Repeat the entries exactly, and do not carry the pictures over.
Input material START
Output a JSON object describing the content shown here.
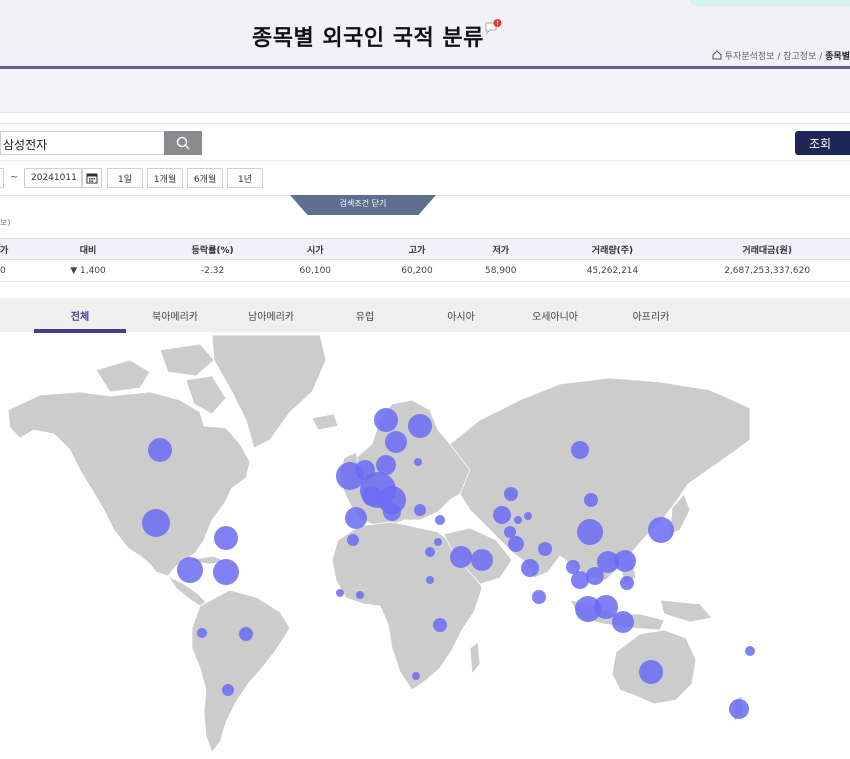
{
  "header": {
    "title": "종목별 외국인 국적 분류",
    "breadcrumb": {
      "item1": "투자분석정보",
      "item2": "참고정보",
      "current": "종목별"
    }
  },
  "search": {
    "value": "삼성전자",
    "query_button": "조회"
  },
  "date_filter": {
    "tilde": "~",
    "end_date": "20241011",
    "periods": [
      "1일",
      "1개월",
      "6개월",
      "1년"
    ]
  },
  "toggle_label": "검색조건 닫기",
  "note_partial": "보)",
  "quote_table": {
    "headers": [
      "가",
      "대비",
      "등락률(%)",
      "시가",
      "고가",
      "저가",
      "거래량(주)",
      "거래대금(원)"
    ],
    "row": [
      "0",
      "▼ 1,400",
      "-2.32",
      "60,100",
      "60,200",
      "58,900",
      "45,262,214",
      "2,687,253,337,620"
    ]
  },
  "region_tabs": [
    {
      "label": "전체",
      "active": true
    },
    {
      "label": "북아메리카",
      "active": false
    },
    {
      "label": "남아메리카",
      "active": false
    },
    {
      "label": "유럽",
      "active": false
    },
    {
      "label": "아시아",
      "active": false
    },
    {
      "label": "오세아니아",
      "active": false
    },
    {
      "label": "아프리카",
      "active": false
    }
  ],
  "map": {
    "land_color": "#cccccc",
    "bubble_color": "#6b6bf5"
  },
  "colors": {
    "accent": "#4b3a8a",
    "query_button_bg": "#1e2656",
    "down_blue": "#1a8fd4"
  }
}
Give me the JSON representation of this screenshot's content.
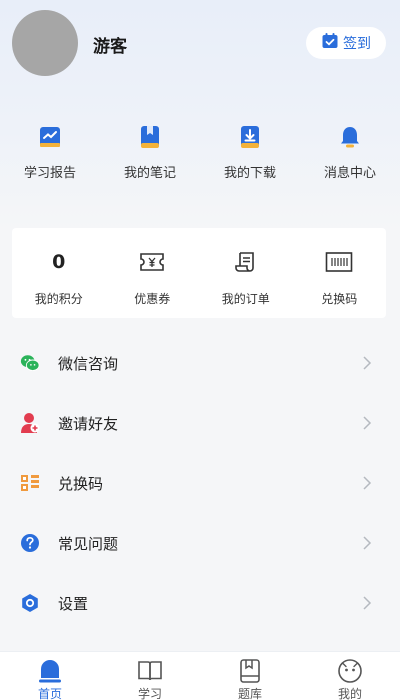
{
  "profile": {
    "username": "游客",
    "signin_label": "签到"
  },
  "quick_actions": [
    {
      "label": "学习报告",
      "icon": "chart-report-icon"
    },
    {
      "label": "我的笔记",
      "icon": "notebook-icon"
    },
    {
      "label": "我的下载",
      "icon": "download-icon"
    },
    {
      "label": "消息中心",
      "icon": "bell-icon"
    }
  ],
  "stats": [
    {
      "value": "0",
      "label": "我的积分"
    },
    {
      "label": "优惠券",
      "icon": "coupon-icon"
    },
    {
      "label": "我的订单",
      "icon": "order-scroll-icon"
    },
    {
      "label": "兑换码",
      "icon": "barcode-icon"
    }
  ],
  "menu": [
    {
      "label": "微信咨询",
      "icon": "wechat-icon"
    },
    {
      "label": "邀请好友",
      "icon": "invite-friend-icon"
    },
    {
      "label": "兑换码",
      "icon": "redeem-code-icon"
    },
    {
      "label": "常见问题",
      "icon": "question-icon"
    },
    {
      "label": "设置",
      "icon": "settings-icon"
    }
  ],
  "tabs": [
    {
      "label": "首页",
      "icon": "home-icon",
      "active": true
    },
    {
      "label": "学习",
      "icon": "book-icon",
      "active": false
    },
    {
      "label": "题库",
      "icon": "question-bank-icon",
      "active": false
    },
    {
      "label": "我的",
      "icon": "profile-face-icon",
      "active": false
    }
  ],
  "colors": {
    "accent": "#2a6ddb",
    "wechat": "#2bb35a",
    "invite": "#e23c4f",
    "redeem": "#f09a3e"
  }
}
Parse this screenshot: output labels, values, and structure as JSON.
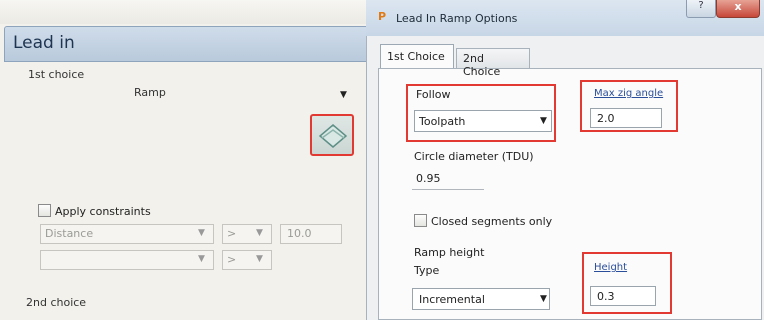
{
  "left_panel": {
    "header": "Lead in",
    "first_choice_label": "1st choice",
    "first_choice_value": "Ramp",
    "ramp_icon": "ramp-diamond-icon",
    "apply_constraints_label": "Apply constraints",
    "constraint_row1": {
      "type": "Distance",
      "operator": ">",
      "value": "10.0"
    },
    "constraint_row2": {
      "type": "",
      "operator": ">"
    },
    "second_choice_label": "2nd choice"
  },
  "dialog": {
    "title": "Lead In Ramp Options",
    "title_icon": "P",
    "help_label": "?",
    "close_label": "x",
    "tabs": [
      {
        "label": "1st Choice"
      },
      {
        "label": "2nd Choice"
      }
    ],
    "follow": {
      "label": "Follow",
      "value": "Toolpath"
    },
    "max_zig_angle": {
      "label": "Max zig angle",
      "value": "2.0"
    },
    "circle_diameter": {
      "label": "Circle diameter (TDU)",
      "value": "0.95"
    },
    "closed_segments_label": "Closed segments only",
    "ramp_height": {
      "section_label": "Ramp height",
      "type_label": "Type",
      "type_value": "Incremental",
      "height_label": "Height",
      "height_value": "0.3"
    }
  },
  "colors": {
    "highlight_red": "#e23a32",
    "header_blue": "#c4d4e6",
    "link_blue": "#2a4e9a"
  }
}
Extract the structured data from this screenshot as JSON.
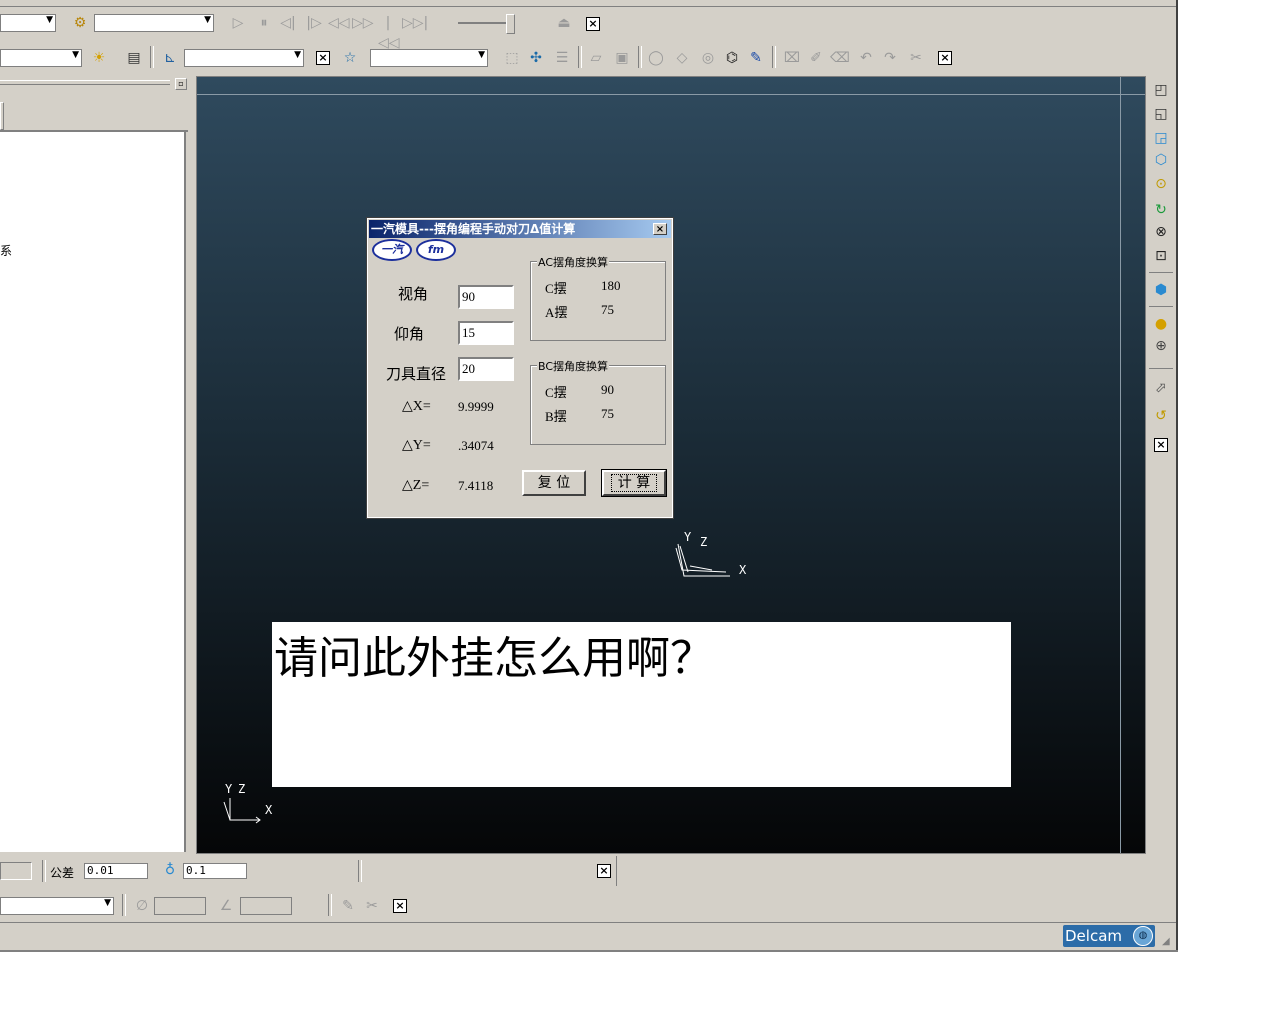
{
  "toolbar1": {
    "rewind_icon": "rewind-icon",
    "slider_label": ""
  },
  "tree": {
    "item_label": "系"
  },
  "dialog": {
    "title": "一汽模具---摆角编程手动对刀Δ值计算",
    "close_label": "×",
    "logo1": "一汽",
    "logo2": "fm",
    "view_angle_label": "视角",
    "view_angle_value": "90",
    "elevation_label": "仰角",
    "elevation_value": "15",
    "tool_diameter_label": "刀具直径",
    "tool_diameter_value": "20",
    "dx_label": "△X=",
    "dx_value": "9.9999",
    "dy_label": "△Y=",
    "dy_value": ".34074",
    "dz_label": "△Z=",
    "dz_value": "7.4118",
    "ac_group_title": "AC摆角度换算",
    "ac_c_label": "C摆",
    "ac_c_value": "180",
    "ac_a_label": "A摆",
    "ac_a_value": "75",
    "bc_group_title": "BC摆角度换算",
    "bc_c_label": "C摆",
    "bc_c_value": "90",
    "bc_b_label": "B摆",
    "bc_b_value": "75",
    "reset_label": "复 位",
    "calc_label": "计 算"
  },
  "viewport": {
    "axis_center": {
      "y": "Y",
      "z": "Z",
      "x": "X"
    },
    "axis_corner": {
      "y": "Y",
      "z": "Z",
      "x": "X"
    },
    "question": "请问此外挂怎么用啊？"
  },
  "statusbar": {
    "tolerance_label": "公差",
    "tolerance_value": "0.01",
    "stepover_value": "0.1"
  },
  "brand": {
    "name": "Delcam"
  },
  "colors": {
    "window_bg": "#d4d0c8",
    "title_gradient_start": "#0a246a",
    "title_gradient_end": "#a6caf0",
    "viewport_top": "#2f4a5e",
    "viewport_bottom": "#050607",
    "brand_blue": "#2c6ca8"
  }
}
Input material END
## The answer
Output a JSON object describing the content shown here.
{
  "header": {
    "title": "종목별 외국인 국적 분류",
    "breadcrumb": {
      "item1": "투자분석정보",
      "item2": "참고정보",
      "current": "종목별"
    }
  },
  "search": {
    "value": "삼성전자",
    "query_button": "조회"
  },
  "date_filter": {
    "tilde": "~",
    "end_date": "20241011",
    "periods": [
      "1일",
      "1개월",
      "6개월",
      "1년"
    ]
  },
  "toggle_label": "검색조건 닫기",
  "note_partial": "보)",
  "quote_table": {
    "headers": [
      "가",
      "대비",
      "등락률(%)",
      "시가",
      "고가",
      "저가",
      "거래량(주)",
      "거래대금(원)"
    ],
    "row": [
      "0",
      "▼ 1,400",
      "-2.32",
      "60,100",
      "60,200",
      "58,900",
      "45,262,214",
      "2,687,253,337,620"
    ]
  },
  "region_tabs": [
    {
      "label": "전체",
      "active": true
    },
    {
      "label": "북아메리카",
      "active": false
    },
    {
      "label": "남아메리카",
      "active": false
    },
    {
      "label": "유럽",
      "active": false
    },
    {
      "label": "아시아",
      "active": false
    },
    {
      "label": "오세아니아",
      "active": false
    },
    {
      "label": "아프리카",
      "active": false
    }
  ],
  "map": {
    "land_color": "#cccccc",
    "bubble_color": "#6b6bf5"
  },
  "colors": {
    "accent": "#4b3a8a",
    "query_button_bg": "#1e2656",
    "down_blue": "#1a8fd4"
  }
}
Give me the JSON representation of this screenshot's content.
{
  "profile": {
    "username": "游客",
    "signin_label": "签到"
  },
  "quick_actions": [
    {
      "label": "学习报告",
      "icon": "chart-report-icon"
    },
    {
      "label": "我的笔记",
      "icon": "notebook-icon"
    },
    {
      "label": "我的下载",
      "icon": "download-icon"
    },
    {
      "label": "消息中心",
      "icon": "bell-icon"
    }
  ],
  "stats": [
    {
      "value": "0",
      "label": "我的积分"
    },
    {
      "label": "优惠券",
      "icon": "coupon-icon"
    },
    {
      "label": "我的订单",
      "icon": "order-scroll-icon"
    },
    {
      "label": "兑换码",
      "icon": "barcode-icon"
    }
  ],
  "menu": [
    {
      "label": "微信咨询",
      "icon": "wechat-icon"
    },
    {
      "label": "邀请好友",
      "icon": "invite-friend-icon"
    },
    {
      "label": "兑换码",
      "icon": "redeem-code-icon"
    },
    {
      "label": "常见问题",
      "icon": "question-icon"
    },
    {
      "label": "设置",
      "icon": "settings-icon"
    }
  ],
  "tabs": [
    {
      "label": "首页",
      "icon": "home-icon",
      "active": true
    },
    {
      "label": "学习",
      "icon": "book-icon",
      "active": false
    },
    {
      "label": "题库",
      "icon": "question-bank-icon",
      "active": false
    },
    {
      "label": "我的",
      "icon": "profile-face-icon",
      "active": false
    }
  ],
  "colors": {
    "accent": "#2a6ddb",
    "wechat": "#2bb35a",
    "invite": "#e23c4f",
    "redeem": "#f09a3e"
  }
}
Parse this screenshot: output labels, values, and structure as JSON.
{
  "left_panel": {
    "header": "Lead in",
    "first_choice_label": "1st choice",
    "first_choice_value": "Ramp",
    "ramp_icon": "ramp-diamond-icon",
    "apply_constraints_label": "Apply constraints",
    "constraint_row1": {
      "type": "Distance",
      "operator": ">",
      "value": "10.0"
    },
    "constraint_row2": {
      "type": "",
      "operator": ">"
    },
    "second_choice_label": "2nd choice"
  },
  "dialog": {
    "title": "Lead In Ramp Options",
    "title_icon": "P",
    "help_label": "?",
    "close_label": "x",
    "tabs": [
      {
        "label": "1st Choice"
      },
      {
        "label": "2nd Choice"
      }
    ],
    "follow": {
      "label": "Follow",
      "value": "Toolpath"
    },
    "max_zig_angle": {
      "label": "Max zig angle",
      "value": "2.0"
    },
    "circle_diameter": {
      "label": "Circle diameter (TDU)",
      "value": "0.95"
    },
    "closed_segments_label": "Closed segments only",
    "ramp_height": {
      "section_label": "Ramp height",
      "type_label": "Type",
      "type_value": "Incremental",
      "height_label": "Height",
      "height_value": "0.3"
    }
  },
  "colors": {
    "highlight_red": "#e23a32",
    "header_blue": "#c4d4e6",
    "link_blue": "#2a4e9a"
  }
}
Extract the structured data from this screenshot as JSON.
{
  "toolbar1": {
    "rewind_icon": "rewind-icon",
    "slider_label": ""
  },
  "tree": {
    "item_label": "系"
  },
  "dialog": {
    "title": "一汽模具---摆角编程手动对刀Δ值计算",
    "close_label": "×",
    "logo1": "一汽",
    "logo2": "fm",
    "view_angle_label": "视角",
    "view_angle_value": "90",
    "elevation_label": "仰角",
    "elevation_value": "15",
    "tool_diameter_label": "刀具直径",
    "tool_diameter_value": "20",
    "dx_label": "△X=",
    "dx_value": "9.9999",
    "dy_label": "△Y=",
    "dy_value": ".34074",
    "dz_label": "△Z=",
    "dz_value": "7.4118",
    "ac_group_title": "AC摆角度换算",
    "ac_c_label": "C摆",
    "ac_c_value": "180",
    "ac_a_label": "A摆",
    "ac_a_value": "75",
    "bc_group_title": "BC摆角度换算",
    "bc_c_label": "C摆",
    "bc_c_value": "90",
    "bc_b_label": "B摆",
    "bc_b_value": "75",
    "reset_label": "复 位",
    "calc_label": "计 算"
  },
  "viewport": {
    "axis_center": {
      "y": "Y",
      "z": "Z",
      "x": "X"
    },
    "axis_corner": {
      "y": "Y",
      "z": "Z",
      "x": "X"
    },
    "question": "请问此外挂怎么用啊？"
  },
  "statusbar": {
    "tolerance_label": "公差",
    "tolerance_value": "0.01",
    "stepover_value": "0.1"
  },
  "brand": {
    "name": "Delcam"
  },
  "colors": {
    "window_bg": "#d4d0c8",
    "title_gradient_start": "#0a246a",
    "title_gradient_end": "#a6caf0",
    "viewport_top": "#2f4a5e",
    "viewport_bottom": "#050607",
    "brand_blue": "#2c6ca8"
  }
}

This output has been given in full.